Volume is measured in cubic meters. Weight – of course – in kilograms. Investment and profit are being measured in a variety of currencies all over the world. But how do you measure the simplicity and flexibility of industrial liquefaction plants?
Keep it simple
Simplicity and flexibility power your investment. And they both power your LNG production in a very simple way – today more than ever.
The 19th century was the birthmark for the Brayton cycle, developed by George Brayton, a pioneer in the development of turbine engines. There are many forms of Brayton cycles: ranging from single open cycles used in gas turbines and jet engines to the closed thermodynamic cycles. More importantly, the reversed Brayton cycle is used to provide cooling.
Among other refrigerant cycles, the reversed Brayton cycle appeared between 1850 and 1880. Based on its principles, First and Second-Generation Brayton cycles had been established, and ultimately the Third as well as the Fourth-Generation cycles for small- and mid-scale in industrial process plants had been developed.
Can liquefaction of gases based on this simple technology, in the range of up to 1 million tons per year, become easier? More flexible? And what’s most important to you: Can it become more cost-effective compared to mixed-refrigerant-based liquefaction processes?
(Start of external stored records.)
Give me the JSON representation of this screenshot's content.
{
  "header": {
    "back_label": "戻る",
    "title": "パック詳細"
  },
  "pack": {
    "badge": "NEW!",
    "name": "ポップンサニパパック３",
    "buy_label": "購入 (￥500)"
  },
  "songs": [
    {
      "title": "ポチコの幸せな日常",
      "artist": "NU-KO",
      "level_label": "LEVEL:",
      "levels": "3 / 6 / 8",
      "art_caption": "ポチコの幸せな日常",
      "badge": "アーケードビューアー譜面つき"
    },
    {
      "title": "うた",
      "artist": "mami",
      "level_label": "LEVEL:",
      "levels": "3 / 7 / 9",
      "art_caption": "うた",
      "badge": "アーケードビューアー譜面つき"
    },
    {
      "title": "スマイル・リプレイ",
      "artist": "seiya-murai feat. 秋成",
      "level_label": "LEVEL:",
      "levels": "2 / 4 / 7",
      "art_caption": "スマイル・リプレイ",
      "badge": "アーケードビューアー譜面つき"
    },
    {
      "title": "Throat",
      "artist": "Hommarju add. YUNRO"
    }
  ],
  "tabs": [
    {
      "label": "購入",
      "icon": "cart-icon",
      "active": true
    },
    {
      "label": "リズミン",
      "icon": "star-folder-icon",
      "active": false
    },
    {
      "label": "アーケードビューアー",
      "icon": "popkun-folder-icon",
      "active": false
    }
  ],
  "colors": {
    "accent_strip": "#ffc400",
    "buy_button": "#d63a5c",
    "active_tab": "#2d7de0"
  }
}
The reversed Nitrogen Brayton cycle, or Nitrogen Expansion cycle, strictly follows the tradition of simplicity and robustness. The prime liquefaction medium – Nitrogen – is always kept in the gaseous phase. Also, nitrogen is found in abundance; simple and cheap to produce from the surrounding air by separation. Consequently, no extra hold-up system is required to store several hydrocarbons, i.e. pentane, butane, propane, ethylene to obtain the proper mix (Mixed Refrigerants).
Speaking in liquefaction terms, and in a nutshell: nitrogen is being compressed and subsequently expanded – which provides the necessary low temperature to liquefy gases, i.e. converting natural gas to LNG. All liquefaction plants based on the principles of the reversed Brayton cycle comply with the following:
- fast start-up / shut-down procedures
- flexible turn-down rates in minutes without affecting process stability
- superb specific power consumption, i.e. Third and Fourth-Generation
The reversed First and Second-Generation Brayton cycles are fully established within industrial liquefaction processes. Worldwide, several small-scale LNG plants are based on both generations. From 2011 onwards, the fully developed Third and Fourth-Generation Brayton cycles will be introduced into the market.
In comparison, the graph also visualizes industrial small-, mid-scale and base-load MR cycles.
The extension of the fridge
As the wheel is another extension of the foot, clothing is another extension of the skin. Very simple things – yet necessities in daily life. When industrial liquefaction technology is brushed against liquefaction technology, today’s and upcoming industrial liquefaction plants, based on the principles of the reversed Brayton cycle, are the extension of the fridge – only bigger. Simple in design yet highly efficient. Flexible in terms of storing products. Based on an ubiquitous and all-time safe cooling medium (Nitrogen). Easy to start. Easy to turn off. Easy to regulate. Compact and – of course – fast in delivery.